At the tail end of last year I decided to run up a lab for testing Machine Creation Services using Xenserver 6.5 in preparation for a project I had in the pipeline. My lab is currently running vSphere 6 so I decided to nest a Xenserver 6.5 host inside the EXS host.

I quickly found that I required more local storage on the nested host to support my testing…

Here’s how to do it…

Select the Nested Host (VM) within vSphere / vCenter:


Edit the Virtual Machine and add an additional vDisk, in this case, I’ve added a 150GB as shown below:


Once the vDisk is added, reboot the VM (Nested Xenserver Host) then login to the Local Commad Shell:


By running ‘fdisk -l’ you will see all disks accessible by the host including the recently added, uninitialized volume.

Currently active (initialized) disks (sda, sdb & sdc):


Newly added disk (sdd):


NOTE, If this is the first drive you have added, it will likely enumerate as ‘sdb’ (Storage Device B). This is the 4th additional local disk I have added. I’ve still to confirm but I reckon that’s why I’ve got ‘sdd'(Storage Device D):

Now that the new disk is visible to Xenserver, it must be initialized so that can be used by Logical Volume Manager (LVM). Do this by running:

‘pvcreate /dev/sdd’


Remember!

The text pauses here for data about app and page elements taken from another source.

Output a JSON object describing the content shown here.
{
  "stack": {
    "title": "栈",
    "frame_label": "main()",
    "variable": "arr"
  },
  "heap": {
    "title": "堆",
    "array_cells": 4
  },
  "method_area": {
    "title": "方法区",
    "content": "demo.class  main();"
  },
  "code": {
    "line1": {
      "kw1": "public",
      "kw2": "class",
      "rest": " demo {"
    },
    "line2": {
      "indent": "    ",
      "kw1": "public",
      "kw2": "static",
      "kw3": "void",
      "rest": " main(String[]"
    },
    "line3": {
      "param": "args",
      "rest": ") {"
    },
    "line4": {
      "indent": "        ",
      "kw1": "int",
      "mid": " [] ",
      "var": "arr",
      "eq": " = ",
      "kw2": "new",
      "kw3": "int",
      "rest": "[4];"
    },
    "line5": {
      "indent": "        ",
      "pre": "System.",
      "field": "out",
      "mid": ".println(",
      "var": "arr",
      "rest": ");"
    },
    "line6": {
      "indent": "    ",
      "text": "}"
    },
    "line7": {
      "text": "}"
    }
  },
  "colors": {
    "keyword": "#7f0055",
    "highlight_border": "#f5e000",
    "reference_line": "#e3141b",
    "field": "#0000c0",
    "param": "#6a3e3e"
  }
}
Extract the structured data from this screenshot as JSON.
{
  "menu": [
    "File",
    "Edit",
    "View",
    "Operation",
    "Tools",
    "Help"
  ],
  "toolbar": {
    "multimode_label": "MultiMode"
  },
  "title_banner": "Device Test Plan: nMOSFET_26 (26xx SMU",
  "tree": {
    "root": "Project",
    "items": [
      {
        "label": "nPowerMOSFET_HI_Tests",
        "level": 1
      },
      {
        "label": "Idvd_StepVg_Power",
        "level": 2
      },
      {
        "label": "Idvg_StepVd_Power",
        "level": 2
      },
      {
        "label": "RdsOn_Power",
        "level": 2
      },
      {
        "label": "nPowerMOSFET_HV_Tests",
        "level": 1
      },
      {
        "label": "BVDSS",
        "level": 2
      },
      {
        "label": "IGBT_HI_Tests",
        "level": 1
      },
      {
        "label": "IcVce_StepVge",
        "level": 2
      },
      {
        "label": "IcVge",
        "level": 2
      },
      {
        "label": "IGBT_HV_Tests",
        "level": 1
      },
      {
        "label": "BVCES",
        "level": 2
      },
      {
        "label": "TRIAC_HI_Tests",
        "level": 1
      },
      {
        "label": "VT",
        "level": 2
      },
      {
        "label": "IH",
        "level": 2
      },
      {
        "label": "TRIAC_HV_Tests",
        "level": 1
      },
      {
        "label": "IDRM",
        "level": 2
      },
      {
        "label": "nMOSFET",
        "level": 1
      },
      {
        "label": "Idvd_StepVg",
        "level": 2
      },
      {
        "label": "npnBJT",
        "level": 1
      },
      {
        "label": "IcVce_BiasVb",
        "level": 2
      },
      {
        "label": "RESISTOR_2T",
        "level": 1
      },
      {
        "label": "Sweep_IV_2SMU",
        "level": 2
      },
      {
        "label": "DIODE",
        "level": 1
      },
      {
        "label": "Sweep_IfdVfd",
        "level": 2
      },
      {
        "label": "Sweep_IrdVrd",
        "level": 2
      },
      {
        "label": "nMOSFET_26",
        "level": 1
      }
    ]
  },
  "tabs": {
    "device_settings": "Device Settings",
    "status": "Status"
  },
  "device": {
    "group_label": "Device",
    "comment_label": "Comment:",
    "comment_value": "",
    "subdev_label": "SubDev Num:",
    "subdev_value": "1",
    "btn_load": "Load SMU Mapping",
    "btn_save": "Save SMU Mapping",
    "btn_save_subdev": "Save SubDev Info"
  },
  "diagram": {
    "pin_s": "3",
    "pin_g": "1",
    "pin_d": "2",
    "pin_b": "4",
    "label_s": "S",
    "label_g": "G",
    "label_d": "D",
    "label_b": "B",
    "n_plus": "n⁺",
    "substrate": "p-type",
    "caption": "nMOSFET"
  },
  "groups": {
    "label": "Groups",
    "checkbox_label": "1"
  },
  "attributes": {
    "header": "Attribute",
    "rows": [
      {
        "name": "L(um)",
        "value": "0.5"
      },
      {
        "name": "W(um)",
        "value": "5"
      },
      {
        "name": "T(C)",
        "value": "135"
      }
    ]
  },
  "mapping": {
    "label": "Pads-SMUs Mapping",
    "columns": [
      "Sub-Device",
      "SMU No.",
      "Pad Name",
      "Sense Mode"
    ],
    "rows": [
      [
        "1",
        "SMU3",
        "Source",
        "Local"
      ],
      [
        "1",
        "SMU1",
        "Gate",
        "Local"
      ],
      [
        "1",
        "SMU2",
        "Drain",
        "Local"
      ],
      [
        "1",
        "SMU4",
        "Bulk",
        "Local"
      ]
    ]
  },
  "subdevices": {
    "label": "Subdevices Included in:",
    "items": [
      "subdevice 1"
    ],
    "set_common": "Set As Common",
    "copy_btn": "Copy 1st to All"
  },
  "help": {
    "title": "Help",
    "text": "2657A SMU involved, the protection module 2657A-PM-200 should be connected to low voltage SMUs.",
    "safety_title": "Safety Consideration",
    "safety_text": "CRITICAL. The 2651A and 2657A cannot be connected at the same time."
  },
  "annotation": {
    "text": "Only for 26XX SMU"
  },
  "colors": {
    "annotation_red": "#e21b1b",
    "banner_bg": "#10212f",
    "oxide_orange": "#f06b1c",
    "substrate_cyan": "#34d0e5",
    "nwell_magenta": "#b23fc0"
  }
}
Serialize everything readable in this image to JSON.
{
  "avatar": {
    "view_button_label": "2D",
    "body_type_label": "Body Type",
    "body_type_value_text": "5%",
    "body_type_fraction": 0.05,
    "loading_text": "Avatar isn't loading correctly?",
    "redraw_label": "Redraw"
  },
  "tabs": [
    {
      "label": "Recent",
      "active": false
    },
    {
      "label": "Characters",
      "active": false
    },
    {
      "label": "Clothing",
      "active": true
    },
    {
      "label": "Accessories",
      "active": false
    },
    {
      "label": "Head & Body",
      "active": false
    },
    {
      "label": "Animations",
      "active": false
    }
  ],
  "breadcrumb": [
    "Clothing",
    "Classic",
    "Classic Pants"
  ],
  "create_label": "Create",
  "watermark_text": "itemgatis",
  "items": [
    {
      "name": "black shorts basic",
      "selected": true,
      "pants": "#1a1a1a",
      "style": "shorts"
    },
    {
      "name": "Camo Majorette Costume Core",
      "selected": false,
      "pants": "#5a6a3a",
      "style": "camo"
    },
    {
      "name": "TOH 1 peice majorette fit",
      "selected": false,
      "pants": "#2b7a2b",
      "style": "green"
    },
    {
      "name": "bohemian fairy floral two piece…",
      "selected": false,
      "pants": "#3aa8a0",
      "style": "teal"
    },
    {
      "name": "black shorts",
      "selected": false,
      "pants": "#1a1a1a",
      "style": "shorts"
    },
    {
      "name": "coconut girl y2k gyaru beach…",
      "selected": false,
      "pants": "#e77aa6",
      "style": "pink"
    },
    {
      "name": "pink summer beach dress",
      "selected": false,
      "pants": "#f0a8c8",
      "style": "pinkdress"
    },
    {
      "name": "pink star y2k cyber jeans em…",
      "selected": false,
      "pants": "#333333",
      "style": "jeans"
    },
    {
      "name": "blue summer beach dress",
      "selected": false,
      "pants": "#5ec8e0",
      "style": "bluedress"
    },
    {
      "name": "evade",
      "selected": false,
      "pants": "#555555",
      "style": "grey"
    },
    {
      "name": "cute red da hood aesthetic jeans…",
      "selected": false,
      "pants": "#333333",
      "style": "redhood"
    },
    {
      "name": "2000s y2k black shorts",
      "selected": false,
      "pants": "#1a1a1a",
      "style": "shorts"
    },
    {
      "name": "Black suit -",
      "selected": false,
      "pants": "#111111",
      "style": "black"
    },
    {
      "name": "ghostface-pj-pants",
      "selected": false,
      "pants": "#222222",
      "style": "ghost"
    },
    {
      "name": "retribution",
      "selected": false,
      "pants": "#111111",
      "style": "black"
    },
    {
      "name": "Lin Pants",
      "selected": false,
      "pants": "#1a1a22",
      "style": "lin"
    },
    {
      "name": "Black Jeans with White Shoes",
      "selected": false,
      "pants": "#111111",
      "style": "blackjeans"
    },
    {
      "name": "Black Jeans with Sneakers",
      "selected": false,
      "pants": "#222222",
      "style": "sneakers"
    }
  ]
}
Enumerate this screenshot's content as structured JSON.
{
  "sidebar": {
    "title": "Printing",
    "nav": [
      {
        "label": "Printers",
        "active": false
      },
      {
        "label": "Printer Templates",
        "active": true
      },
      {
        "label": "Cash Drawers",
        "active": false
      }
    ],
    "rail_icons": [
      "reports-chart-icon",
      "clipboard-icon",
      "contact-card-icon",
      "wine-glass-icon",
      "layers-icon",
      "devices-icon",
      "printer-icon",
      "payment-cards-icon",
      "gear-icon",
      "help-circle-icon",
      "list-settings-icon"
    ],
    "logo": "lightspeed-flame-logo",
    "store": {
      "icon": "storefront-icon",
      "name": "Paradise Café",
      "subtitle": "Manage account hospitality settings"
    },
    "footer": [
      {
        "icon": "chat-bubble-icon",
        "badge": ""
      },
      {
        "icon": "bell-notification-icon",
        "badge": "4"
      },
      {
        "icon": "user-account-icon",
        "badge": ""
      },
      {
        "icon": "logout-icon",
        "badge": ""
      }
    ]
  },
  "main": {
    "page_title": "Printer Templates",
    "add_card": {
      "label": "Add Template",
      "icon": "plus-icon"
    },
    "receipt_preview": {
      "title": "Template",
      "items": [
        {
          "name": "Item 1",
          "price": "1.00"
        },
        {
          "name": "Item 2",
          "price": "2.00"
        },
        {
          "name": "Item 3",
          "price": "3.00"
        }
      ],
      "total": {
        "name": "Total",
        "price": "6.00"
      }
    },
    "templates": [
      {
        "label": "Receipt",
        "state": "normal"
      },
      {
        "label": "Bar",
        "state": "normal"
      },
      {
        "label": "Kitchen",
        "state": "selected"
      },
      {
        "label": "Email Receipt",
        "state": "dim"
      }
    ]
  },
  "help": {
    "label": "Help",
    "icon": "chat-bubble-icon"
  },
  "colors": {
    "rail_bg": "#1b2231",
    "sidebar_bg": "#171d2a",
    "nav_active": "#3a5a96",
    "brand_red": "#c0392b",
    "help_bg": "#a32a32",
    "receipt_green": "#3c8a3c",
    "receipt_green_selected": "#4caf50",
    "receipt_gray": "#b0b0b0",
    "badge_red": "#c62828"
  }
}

Your newly added volume will likely be ‘sdb’ opposed to ‘sdd’!

Once the disk has been initialized, we need to create a Xenserver Storage Repository so it can be used by the Xenserver Hypervisor:

xe sr-create type=lvm content-type=user device-config:device=/dev/sdb name-label=LS4′ 


I have chosen to label it ‘LS4’ (Local Storage 4) as it’s the fourth disk I have added.

The new, additional local volume should be visible within Xencenter within seconds:


The above process would work in a physical Xenserver host if more local disk was required but I reckon that would be an unlikely scenario… but who knows in this game…